According to research firm IDC, Apple’s worldwide computer shipments fell by 40.5% YoY in the first quarter of 2023, reflecting a broader contraction in consumer demand.
This decline was the largest among the top five computer makers, which also saw double-digit drops in shipments due to weaker demand and persistent inventory issues.
Apple’s global PC market share dropped from 8.6% to 7.2% between Q1 2022 and Q1 2023, according to IDC data. The company shipped 2.8 million fewer devices YoY in Q1 2023, according to IDC.
Apple CFO Luca Maestri had anticipated double-digit declines in Mac and iPad sales from the year-earlier period for the March quarter, which appears to have come true.
Mac revenue had fallen by 28.66% YoY during the December quarter, as the challenging macroeconomic environment had affected the sales of iPhone, Mac, and Apple Watch. As a result, Apple’s CEO, Tim Cook, had commented that the situation was challenging.
IDC believes that the preliminary results indicate a return to pre-COVID patterns, marking the end of the era of COVID-driven demand, at least for now.
Apple Struggles as Mac Shipments Decline
All computer makers have been facing elevated inventory levels, and channels and PC makers are expected to continue experiencing high inventory levels at least until the middle of the year and potentially into the third quarter.
Even with heavy discounting, channels and PC makers are expected to struggle with the inventory woes that are currently affecting the computer industry.
The decline in computer shipments has affected Apple the most, with the largest drop among the top five computer makers.
The weaker demand and persistent inventory issues have also affected other computer makers, including ASUS, Dell, HP, and Lenovo. However, Apple’s decline was the most significant of the bunch, with its market share dropping from 8.6% to 7.2% in a year.
The fall in shipments is not entirely unexpected, as Luca Maestri had predicted double-digit declines in sales for the March quarter. The decline was primarily due to the challenging macroeconomic environment and the fading away of the era of COVID-driven demand.
Apple’s CEO, Tim Cook, had also noted that the situation was challenging and that the company was struggling with the demand-supply mismatch.

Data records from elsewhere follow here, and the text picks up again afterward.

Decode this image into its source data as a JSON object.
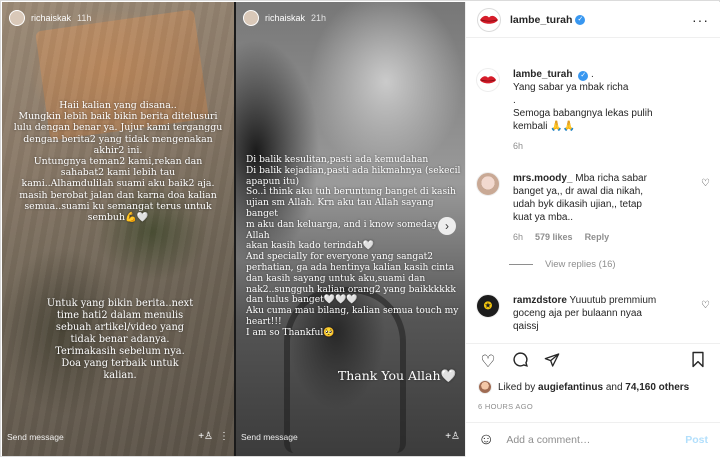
{
  "story1": {
    "username": "richaiskak",
    "time": "11h",
    "text_top": "Haii kalian yang disana..\nMungkin lebih baik bikin berita ditelusuri\nlulu dengan benar ya. Jujur kami terganggu\ndengan berita2 yang tidak mengenakan\nakhir2 ini.\nUntungnya teman2 kami,rekan dan\nsahabat2 kami lebih tau\nkami..Alhamdulilah suami aku baik2 aja.\nmasih berobat jalan dan karna doa kalian\nsemua..suami ku semangat terus untuk\nsembuh💪🤍",
    "text_bottom": "Untuk yang bikin berita..next\ntime hati2 dalam menulis\nsebuah artikel/video yang\ntidak benar adanya.\nTerimakasih sebelum nya.\nDoa yang terbaik untuk\nkalian.",
    "send_message": "Send message"
  },
  "story2": {
    "username": "richaiskak",
    "time": "21h",
    "text_main": "Di balik kesulitan,pasti ada kemudahan\nDi balik kejadian,pasti ada hikmahnya (sekecil\n apapun itu)\nSo..i think aku tuh beruntung banget di kasih\nujian sm Allah. Krn aku tau Allah sayang banget\nm aku dan keluarga, and i know someday Allah\nakan kasih kado terindah🤍\nAnd specially for everyone yang sangat2\nperhatian, ga ada hentinya kalian kasih cinta\ndan kasih sayang untuk aku,suami dan\nnak2..sungguh kalian orang2 yang baikkkkkk\ndan tulus banget🤍🤍🤍\nAku cuma mau bilang, kalian semua touch my\nheart!!!\nI am so Thankful🥺",
    "text_thanks": "Thank You Allah🤍",
    "send_message": "Send message"
  },
  "post": {
    "username": "lambe_turah",
    "more": "···"
  },
  "caption": {
    "username": "lambe_turah",
    "text": "Yang sabar ya mbak richa\n.\nSemoga babangnya lekas pulih\nkembali 🙏🙏",
    "time": "6h"
  },
  "comments": [
    {
      "username": "mrs.moody_",
      "text": "Mba richa sabar\nbanget ya,, dr awal dia nikah,\nudah byk dikasih ujian,, tetap\nkuat ya mba..",
      "time": "6h",
      "likes": "579 likes",
      "reply": "Reply",
      "view_replies": "View replies (16)"
    },
    {
      "username": "ramzdstore",
      "text": "Yuuutub premmium\ngoceng aja per bulaann nyaa\nqaissj"
    }
  ],
  "likes": {
    "prefix": "Liked by",
    "user": "augiefantinus",
    "and": "and",
    "others": "74,160 others"
  },
  "timestamp": "6 HOURS AGO",
  "add_comment": {
    "placeholder": "Add a comment…",
    "post_label": "Post"
  },
  "colors": {
    "link_blue": "#3897f0",
    "post_disabled": "#b2dffc",
    "secondary_text": "#8e8e8e"
  },
  "icons": [
    "heart-icon",
    "comment-icon",
    "share-icon",
    "bookmark-icon",
    "smile-icon",
    "verified-icon",
    "next-arrow-icon"
  ]
}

As a result of the decline in shipments, Apple’s shares fell by approximately 2% on Monday morning. However, Apple remains a strong company with a significant presence in the computer and mobile markets.
Apple’s Mac Shipments Fall
Apple’s focus on innovation and user experience has allowed the company to maintain its competitive edge, despite the challenging market conditions. Apple’s commitment to developing products that meet the evolving needs of its customers has helped the company stay ahead of its competition.
Apple’s worldwide computer shipments fell by 40.5% YoY in Q1 2023, reflecting a broader contraction in consumer demand. The decline was the largest among the top five computer makers, including ASUS, Dell, HP, and Lenovo.
IDC data shows that Apple’s global PC market share dropped from 8.6% to 7.2% between Q1 2022 and Q1 2023, and the company shipped 2.8 million fewer devices YoY in Q1 2023. However, Apple remains a strong company with a significant presence in the computer and mobile markets.
According to the IDC report, PC manufacturers are likely to face a difficult period in the short term, but there is hope that growth will recover by the end of the year.
The report suggests that this period of weakened demand could provide companies with an opportunity to address long-standing supply chain issues and refine their plans for the future.
This could be beneficial to companies such as Apple, which has been encouraging its suppliers and assemblers to move their operations out of China.
Although an Apple spokesperson was not available for comment, the company is set to release its March quarter earnings on May 4th. This is a highly anticipated event, as investors and analysts will be keen to see how Apple has weathered the recent challenges in the PC market.
Despite the difficulties, there is hope that this period of reduced demand could ultimately benefit PC manufacturers in the long term, by allowing them to address underlying issues and improve their operations.